*Task*:
Can the data below be set down again exactly, line for line?

○ ○ ○ ○ ○ ○ ○

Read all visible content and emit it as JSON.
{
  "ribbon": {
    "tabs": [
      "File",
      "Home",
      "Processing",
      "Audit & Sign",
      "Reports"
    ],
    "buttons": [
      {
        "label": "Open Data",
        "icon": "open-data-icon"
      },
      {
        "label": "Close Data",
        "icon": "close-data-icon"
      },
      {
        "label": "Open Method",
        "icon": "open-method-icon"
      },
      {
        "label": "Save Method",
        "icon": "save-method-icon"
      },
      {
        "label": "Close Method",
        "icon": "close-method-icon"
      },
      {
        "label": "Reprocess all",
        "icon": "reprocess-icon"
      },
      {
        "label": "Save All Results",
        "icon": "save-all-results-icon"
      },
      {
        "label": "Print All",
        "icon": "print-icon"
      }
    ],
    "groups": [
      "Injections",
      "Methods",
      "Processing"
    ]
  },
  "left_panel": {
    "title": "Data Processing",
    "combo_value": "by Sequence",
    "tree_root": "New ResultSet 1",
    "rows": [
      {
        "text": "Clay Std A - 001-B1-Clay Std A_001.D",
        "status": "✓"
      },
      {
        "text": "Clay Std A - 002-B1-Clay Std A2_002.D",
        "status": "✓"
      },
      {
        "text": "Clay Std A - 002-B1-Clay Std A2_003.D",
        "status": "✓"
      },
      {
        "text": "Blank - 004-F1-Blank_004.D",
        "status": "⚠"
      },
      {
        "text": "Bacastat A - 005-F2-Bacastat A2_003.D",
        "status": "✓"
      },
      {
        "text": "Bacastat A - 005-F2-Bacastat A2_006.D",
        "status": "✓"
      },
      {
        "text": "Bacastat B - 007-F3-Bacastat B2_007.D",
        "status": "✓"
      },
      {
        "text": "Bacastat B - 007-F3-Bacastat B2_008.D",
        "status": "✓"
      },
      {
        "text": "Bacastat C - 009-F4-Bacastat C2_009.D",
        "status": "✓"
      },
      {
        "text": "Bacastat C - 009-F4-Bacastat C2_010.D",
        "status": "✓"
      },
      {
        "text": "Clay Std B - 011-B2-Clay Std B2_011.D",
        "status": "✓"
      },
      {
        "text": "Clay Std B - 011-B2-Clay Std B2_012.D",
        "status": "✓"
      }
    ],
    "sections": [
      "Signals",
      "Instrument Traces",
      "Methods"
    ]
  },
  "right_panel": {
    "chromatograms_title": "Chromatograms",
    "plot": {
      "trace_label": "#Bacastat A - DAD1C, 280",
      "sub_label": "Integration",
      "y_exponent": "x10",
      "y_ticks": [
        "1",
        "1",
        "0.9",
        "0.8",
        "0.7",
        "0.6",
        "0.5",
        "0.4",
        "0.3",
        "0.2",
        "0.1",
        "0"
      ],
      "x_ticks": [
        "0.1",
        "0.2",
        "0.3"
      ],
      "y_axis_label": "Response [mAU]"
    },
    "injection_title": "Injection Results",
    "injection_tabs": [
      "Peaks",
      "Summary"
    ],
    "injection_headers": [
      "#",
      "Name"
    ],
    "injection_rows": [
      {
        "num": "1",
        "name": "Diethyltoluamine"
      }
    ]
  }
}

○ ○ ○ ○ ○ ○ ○

*Answer to this exercise*:
Read all visible content and emit it as JSON.
{
  "ribbon": {
    "tabs": [
      "File",
      "Home",
      "Processing",
      "Audit & Sign",
      "Reports"
    ],
    "buttons": [
      {
        "label": "Open Data",
        "icon": "open-data-icon"
      },
      {
        "label": "Close Data",
        "icon": "close-data-icon"
      },
      {
        "label": "Open Method",
        "icon": "open-method-icon"
      },
      {
        "label": "Save Method",
        "icon": "save-method-icon"
      },
      {
        "label": "Close Method",
        "icon": "close-method-icon"
      },
      {
        "label": "Reprocess all",
        "icon": "reprocess-icon"
      },
      {
        "label": "Save All Results",
        "icon": "save-all-results-icon"
      },
      {
        "label": "Print All",
        "icon": "print-icon"
      }
    ],
    "groups": [
      "Injections",
      "Methods",
      "Processing"
    ]
  },
  "left_panel": {
    "title": "Data Processing",
    "combo_value": "by Sequence",
    "tree_root": "New ResultSet 1",
    "rows": [
      {
        "text": "Clay Std A - 001-B1-Clay Std A_001.D",
        "status": "✓"
      },
      {
        "text": "Clay Std A - 002-B1-Clay Std A2_002.D",
        "status": "✓"
      },
      {
        "text": "Clay Std A - 002-B1-Clay Std A2_003.D",
        "status": "✓"
      },
      {
        "text": "Blank - 004-F1-Blank_004.D",
        "status": "⚠"
      },
      {
        "text": "Bacastat A - 005-F2-Bacastat A2_003.D",
        "status": "✓"
      },
      {
        "text": "Bacastat A - 005-F2-Bacastat A2_006.D",
        "status": "✓"
      },
      {
        "text": "Bacastat B - 007-F3-Bacastat B2_007.D",
        "status": "✓"
      },
      {
        "text": "Bacastat B - 007-F3-Bacastat B2_008.D",
        "status": "✓"
      },
      {
        "text": "Bacastat C - 009-F4-Bacastat C2_009.D",
        "status": "✓"
      },
      {
        "text": "Bacastat C - 009-F4-Bacastat C2_010.D",
        "status": "✓"
      },
      {
        "text": "Clay Std B - 011-B2-Clay Std B2_011.D",
        "status": "✓"
      },
      {
        "text": "Clay Std B - 011-B2-Clay Std B2_012.D",
        "status": "✓"
      }
    ],
    "sections": [
      "Signals",
      "Instrument Traces",
      "Methods"
    ]
  },
  "right_panel": {
    "chromatograms_title": "Chromatograms",
    "plot": {
      "trace_label": "#Bacastat A - DAD1C, 280",
      "sub_label": "Integration",
      "y_exponent": "x10",
      "y_ticks": [
        "1",
        "1",
        "0.9",
        "0.8",
        "0.7",
        "0.6",
        "0.5",
        "0.4",
        "0.3",
        "0.2",
        "0.1",
        "0"
      ],
      "x_ticks": [
        "0.1",
        "0.2",
        "0.3"
      ],
      "y_axis_label": "Response [mAU]"
    },
    "injection_title": "Injection Results",
    "injection_tabs": [
      "Peaks",
      "Summary"
    ],
    "injection_headers": [
      "#",
      "Name"
    ],
    "injection_rows": [
      {
        "num": "1",
        "name": "Diethyltoluamine"
      }
    ]
  }
}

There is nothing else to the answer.